Project description:Bacterial identification is challenging in low-resource settings (LRS). We evaluated the MicroScan identification panels (Beckman Coulter, Brea, CA, USA) as part of Médecins Sans Frontières' Mini-lab Project. The MicroScan Dried Overnight Positive ID Type 3 (PID3) panels for Gram-positive organisms and Dried Overnight Negative ID Type 2 (NID2) panels for Gram-negative organisms were assessed with 367 clinical isolates from LRS. Robustness was studied by inoculating Gram-negative species on the Gram-positive panel and vice versa. The ease of use of the panels and readability of the instructions for use (IFU) were evaluated. Of species represented in the MicroScan database, 94.6% (185/195) of Gram-negative and 85.9% (110/128) of Gram-positive isolates were correctly identified up to species level. Of species not represented in the database (e.g., <i>Streptococcus suis</i> and <i>Bacillus</i> spp.), 53.1% out of 49 isolates were incorrectly identified as non-related bacterial species. Testing of Gram-positive isolates on Gram-negative panels and vice versa (<i>n</i> = 144) resulted in incorrect identifications for 38.2% of tested isolates. The readability level of the IFU was considered too high for LRS. Inoculation of the panels was favorably evaluated, whereas the visual reading of the panels was considered error-prone. In conclusion, the accuracy of the MicroScan identification panels was excellent for Gram-negative species and good for Gram-positive species.
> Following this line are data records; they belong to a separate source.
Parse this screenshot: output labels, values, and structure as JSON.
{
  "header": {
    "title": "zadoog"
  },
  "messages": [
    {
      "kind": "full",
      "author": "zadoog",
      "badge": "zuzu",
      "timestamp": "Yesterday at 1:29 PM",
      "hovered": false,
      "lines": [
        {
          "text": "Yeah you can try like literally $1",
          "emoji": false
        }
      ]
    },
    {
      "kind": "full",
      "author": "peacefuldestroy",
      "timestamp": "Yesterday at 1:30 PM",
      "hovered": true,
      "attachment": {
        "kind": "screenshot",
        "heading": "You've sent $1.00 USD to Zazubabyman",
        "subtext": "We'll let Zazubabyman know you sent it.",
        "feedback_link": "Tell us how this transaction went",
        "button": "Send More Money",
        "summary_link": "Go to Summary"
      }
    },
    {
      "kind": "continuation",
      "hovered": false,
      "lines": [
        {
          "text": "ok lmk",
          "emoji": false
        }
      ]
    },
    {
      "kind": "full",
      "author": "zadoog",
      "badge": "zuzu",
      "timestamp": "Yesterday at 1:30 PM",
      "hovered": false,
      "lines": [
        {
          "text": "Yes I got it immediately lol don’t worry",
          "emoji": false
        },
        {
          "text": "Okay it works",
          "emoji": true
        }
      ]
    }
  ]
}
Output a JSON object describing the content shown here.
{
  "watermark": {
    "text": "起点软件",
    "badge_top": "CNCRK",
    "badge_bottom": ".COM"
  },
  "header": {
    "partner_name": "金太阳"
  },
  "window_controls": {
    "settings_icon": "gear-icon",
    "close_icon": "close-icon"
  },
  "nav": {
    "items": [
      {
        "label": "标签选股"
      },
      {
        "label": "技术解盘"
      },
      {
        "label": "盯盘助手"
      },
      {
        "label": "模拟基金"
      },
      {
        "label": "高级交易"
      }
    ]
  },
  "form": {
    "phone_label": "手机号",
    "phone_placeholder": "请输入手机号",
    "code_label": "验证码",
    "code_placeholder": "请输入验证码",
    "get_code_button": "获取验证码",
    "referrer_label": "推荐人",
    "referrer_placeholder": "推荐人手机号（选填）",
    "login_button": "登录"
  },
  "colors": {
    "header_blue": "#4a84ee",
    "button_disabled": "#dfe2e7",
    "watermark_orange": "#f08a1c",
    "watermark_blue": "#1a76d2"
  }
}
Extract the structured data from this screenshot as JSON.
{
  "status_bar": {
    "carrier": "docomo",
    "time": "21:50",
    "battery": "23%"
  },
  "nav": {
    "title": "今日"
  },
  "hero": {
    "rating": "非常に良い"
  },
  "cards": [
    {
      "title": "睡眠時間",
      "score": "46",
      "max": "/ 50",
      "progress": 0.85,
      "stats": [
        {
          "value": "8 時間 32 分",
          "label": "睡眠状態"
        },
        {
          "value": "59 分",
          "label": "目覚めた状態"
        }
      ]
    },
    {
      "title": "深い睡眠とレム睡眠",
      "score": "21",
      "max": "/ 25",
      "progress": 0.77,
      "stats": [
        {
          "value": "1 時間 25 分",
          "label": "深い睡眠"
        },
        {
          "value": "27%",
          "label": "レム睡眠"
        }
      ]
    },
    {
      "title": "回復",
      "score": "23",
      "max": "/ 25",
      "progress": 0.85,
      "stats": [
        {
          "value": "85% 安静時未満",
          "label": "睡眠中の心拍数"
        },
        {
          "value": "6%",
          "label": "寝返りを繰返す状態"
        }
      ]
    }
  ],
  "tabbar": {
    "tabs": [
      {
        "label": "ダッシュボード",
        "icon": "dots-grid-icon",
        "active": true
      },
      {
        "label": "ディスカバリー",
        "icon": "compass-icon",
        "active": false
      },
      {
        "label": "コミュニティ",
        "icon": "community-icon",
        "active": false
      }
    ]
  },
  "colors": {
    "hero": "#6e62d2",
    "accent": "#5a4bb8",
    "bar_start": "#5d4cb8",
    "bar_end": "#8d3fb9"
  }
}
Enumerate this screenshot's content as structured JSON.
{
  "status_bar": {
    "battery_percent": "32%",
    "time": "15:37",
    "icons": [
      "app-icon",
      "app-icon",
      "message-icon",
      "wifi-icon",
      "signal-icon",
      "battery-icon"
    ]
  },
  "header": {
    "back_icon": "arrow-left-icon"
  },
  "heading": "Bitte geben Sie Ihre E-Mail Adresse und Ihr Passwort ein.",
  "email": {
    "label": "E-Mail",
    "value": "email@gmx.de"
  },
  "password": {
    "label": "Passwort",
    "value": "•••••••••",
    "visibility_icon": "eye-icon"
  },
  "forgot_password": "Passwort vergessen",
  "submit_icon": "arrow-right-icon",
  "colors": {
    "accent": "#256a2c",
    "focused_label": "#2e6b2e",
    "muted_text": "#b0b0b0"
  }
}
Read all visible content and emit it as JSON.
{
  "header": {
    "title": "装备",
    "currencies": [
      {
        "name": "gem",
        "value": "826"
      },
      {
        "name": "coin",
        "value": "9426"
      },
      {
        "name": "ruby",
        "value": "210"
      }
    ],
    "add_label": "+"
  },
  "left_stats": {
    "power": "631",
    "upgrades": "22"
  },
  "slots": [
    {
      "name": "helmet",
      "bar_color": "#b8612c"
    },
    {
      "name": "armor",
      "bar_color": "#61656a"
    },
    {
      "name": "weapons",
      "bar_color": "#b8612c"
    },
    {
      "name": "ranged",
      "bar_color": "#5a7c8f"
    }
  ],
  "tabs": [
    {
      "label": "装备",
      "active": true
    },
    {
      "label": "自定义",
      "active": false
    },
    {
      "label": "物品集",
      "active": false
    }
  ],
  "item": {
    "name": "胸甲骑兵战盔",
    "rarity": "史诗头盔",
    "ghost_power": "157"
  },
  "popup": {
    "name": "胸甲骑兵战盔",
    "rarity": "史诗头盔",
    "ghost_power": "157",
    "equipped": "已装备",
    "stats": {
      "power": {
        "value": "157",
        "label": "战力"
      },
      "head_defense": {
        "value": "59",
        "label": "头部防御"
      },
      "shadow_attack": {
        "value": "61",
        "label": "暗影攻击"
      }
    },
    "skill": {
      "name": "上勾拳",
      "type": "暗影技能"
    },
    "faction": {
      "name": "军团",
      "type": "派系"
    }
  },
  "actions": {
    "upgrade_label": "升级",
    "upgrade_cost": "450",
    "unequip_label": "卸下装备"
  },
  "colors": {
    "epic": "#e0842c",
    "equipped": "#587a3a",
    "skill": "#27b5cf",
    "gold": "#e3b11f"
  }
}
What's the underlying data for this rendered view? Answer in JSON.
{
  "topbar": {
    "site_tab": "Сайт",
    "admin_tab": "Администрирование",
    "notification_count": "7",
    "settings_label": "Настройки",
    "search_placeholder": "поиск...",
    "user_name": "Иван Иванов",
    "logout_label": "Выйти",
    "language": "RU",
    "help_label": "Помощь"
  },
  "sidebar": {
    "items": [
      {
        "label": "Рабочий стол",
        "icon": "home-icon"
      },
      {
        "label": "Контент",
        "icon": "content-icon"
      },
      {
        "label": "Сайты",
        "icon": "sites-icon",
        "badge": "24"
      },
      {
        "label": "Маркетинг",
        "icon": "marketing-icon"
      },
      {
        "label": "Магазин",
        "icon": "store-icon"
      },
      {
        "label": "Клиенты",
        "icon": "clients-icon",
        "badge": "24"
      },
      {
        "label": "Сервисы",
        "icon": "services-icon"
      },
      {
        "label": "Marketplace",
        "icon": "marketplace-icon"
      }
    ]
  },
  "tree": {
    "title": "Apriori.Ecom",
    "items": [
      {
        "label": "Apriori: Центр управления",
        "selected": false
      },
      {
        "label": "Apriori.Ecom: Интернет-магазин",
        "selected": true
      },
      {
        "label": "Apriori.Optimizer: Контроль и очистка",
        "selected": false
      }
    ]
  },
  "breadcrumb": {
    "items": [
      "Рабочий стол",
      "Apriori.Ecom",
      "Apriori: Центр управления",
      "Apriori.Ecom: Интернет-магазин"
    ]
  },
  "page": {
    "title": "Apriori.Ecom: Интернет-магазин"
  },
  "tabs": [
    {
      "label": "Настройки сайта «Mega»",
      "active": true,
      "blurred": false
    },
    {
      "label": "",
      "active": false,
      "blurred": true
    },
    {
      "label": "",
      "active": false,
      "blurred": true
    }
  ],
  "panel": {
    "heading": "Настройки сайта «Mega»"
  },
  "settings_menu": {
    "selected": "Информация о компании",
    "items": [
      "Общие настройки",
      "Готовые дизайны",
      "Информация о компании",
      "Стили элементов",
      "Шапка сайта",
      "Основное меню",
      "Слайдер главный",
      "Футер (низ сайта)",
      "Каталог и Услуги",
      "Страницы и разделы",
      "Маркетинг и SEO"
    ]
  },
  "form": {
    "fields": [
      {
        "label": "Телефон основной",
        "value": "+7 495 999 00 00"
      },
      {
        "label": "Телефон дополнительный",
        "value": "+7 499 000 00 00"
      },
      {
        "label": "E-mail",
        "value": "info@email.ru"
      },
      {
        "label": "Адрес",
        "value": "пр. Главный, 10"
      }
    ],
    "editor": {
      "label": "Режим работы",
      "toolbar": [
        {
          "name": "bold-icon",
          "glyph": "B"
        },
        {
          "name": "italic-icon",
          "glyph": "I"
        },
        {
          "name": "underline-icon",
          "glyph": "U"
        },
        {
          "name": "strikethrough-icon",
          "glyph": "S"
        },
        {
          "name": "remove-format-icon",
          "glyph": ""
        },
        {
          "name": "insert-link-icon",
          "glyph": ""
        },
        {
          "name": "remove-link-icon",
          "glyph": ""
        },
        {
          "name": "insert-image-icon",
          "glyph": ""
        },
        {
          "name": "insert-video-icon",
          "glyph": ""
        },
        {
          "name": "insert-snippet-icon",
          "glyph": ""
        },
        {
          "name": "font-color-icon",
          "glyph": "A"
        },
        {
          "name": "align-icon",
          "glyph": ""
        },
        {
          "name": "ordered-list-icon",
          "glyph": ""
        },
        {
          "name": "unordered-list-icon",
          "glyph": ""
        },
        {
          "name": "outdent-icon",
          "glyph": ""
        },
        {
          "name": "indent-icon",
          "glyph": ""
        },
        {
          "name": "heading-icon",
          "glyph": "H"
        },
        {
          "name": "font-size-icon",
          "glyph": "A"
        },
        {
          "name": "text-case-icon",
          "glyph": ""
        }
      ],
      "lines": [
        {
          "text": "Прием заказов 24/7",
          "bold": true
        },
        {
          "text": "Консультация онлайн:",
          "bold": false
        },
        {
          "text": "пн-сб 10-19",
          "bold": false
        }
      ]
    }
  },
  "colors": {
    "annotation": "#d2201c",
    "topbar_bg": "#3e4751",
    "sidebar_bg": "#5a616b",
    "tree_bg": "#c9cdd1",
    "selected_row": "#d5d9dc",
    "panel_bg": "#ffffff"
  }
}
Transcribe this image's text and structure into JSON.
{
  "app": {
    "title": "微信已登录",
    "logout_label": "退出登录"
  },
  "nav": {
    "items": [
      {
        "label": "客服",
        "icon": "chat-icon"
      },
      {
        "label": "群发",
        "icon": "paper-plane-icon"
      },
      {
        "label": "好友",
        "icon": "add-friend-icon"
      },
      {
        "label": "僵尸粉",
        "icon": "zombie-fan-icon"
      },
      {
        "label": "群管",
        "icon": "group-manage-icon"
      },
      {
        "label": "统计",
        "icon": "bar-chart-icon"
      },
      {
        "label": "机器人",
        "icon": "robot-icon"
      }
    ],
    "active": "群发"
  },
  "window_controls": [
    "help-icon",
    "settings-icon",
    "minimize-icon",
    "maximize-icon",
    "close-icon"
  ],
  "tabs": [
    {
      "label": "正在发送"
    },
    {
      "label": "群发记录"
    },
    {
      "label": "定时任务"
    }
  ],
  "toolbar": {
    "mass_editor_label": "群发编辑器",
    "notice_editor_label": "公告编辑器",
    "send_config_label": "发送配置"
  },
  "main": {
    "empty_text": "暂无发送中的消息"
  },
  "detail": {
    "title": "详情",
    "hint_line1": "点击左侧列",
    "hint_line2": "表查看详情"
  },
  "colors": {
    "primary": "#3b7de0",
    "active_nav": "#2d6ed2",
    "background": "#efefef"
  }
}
Improvements in stability, robustness, and ease of use have been identified to assure adaptation to LRS constraints.